> _Entries from a dataset of interfaces_:

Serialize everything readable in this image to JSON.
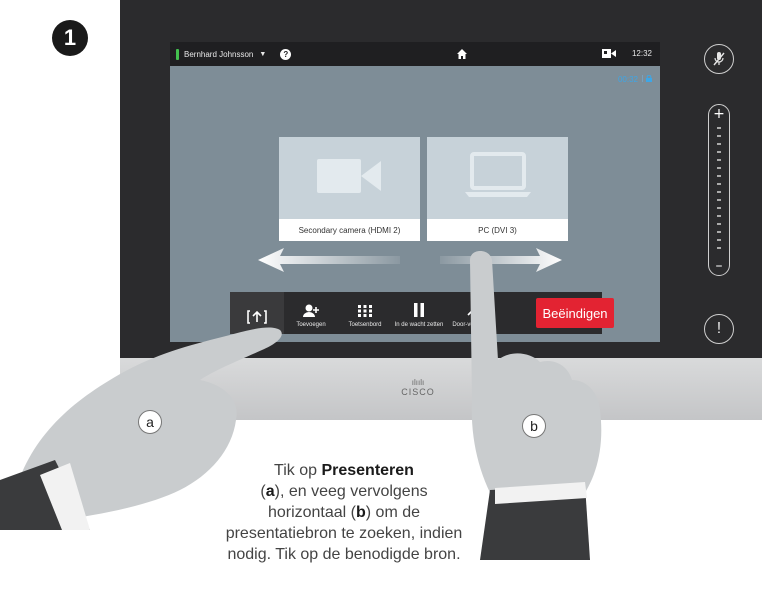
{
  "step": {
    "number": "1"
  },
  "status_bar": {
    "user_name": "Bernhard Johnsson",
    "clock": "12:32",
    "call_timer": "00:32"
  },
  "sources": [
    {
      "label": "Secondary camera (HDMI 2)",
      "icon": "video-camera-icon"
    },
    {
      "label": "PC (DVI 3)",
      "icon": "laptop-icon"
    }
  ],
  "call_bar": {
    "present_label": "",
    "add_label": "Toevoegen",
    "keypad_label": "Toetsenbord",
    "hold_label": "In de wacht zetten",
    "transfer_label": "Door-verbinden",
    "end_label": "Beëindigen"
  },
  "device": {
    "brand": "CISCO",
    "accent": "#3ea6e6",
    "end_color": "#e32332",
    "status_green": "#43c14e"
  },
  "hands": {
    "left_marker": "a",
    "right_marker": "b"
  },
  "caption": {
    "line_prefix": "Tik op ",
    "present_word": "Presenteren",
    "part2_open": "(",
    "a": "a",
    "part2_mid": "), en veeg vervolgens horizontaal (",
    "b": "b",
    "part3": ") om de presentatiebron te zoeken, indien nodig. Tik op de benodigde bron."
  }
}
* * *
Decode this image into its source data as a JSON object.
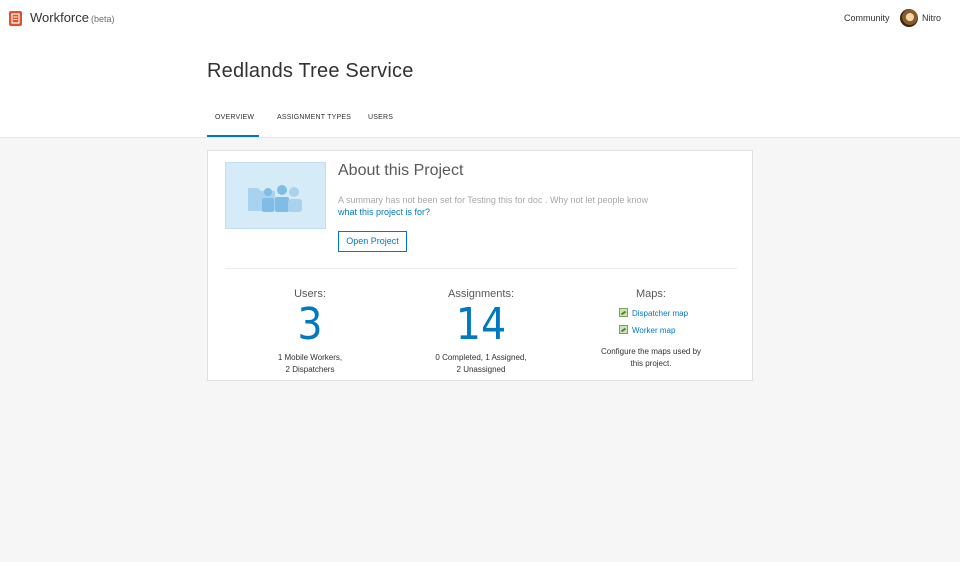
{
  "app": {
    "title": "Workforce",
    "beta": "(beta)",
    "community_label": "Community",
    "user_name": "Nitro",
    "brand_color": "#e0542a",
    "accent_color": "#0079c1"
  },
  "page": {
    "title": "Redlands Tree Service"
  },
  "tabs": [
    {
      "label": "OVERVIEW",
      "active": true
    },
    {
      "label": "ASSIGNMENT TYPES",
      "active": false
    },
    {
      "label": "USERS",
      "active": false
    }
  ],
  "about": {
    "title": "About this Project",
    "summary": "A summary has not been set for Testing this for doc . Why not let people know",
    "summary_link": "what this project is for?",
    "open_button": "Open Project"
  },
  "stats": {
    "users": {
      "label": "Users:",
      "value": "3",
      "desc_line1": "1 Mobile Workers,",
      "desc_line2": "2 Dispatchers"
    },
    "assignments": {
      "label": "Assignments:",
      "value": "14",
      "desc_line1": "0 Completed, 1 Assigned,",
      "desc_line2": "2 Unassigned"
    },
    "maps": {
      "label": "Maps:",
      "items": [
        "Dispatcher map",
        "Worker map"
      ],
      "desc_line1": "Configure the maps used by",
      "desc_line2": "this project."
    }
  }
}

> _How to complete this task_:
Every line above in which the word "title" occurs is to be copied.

> _Finished task_:
    "title": "Workforce",
    "title": "Redlands Tree Service"
    "title": "About this Project",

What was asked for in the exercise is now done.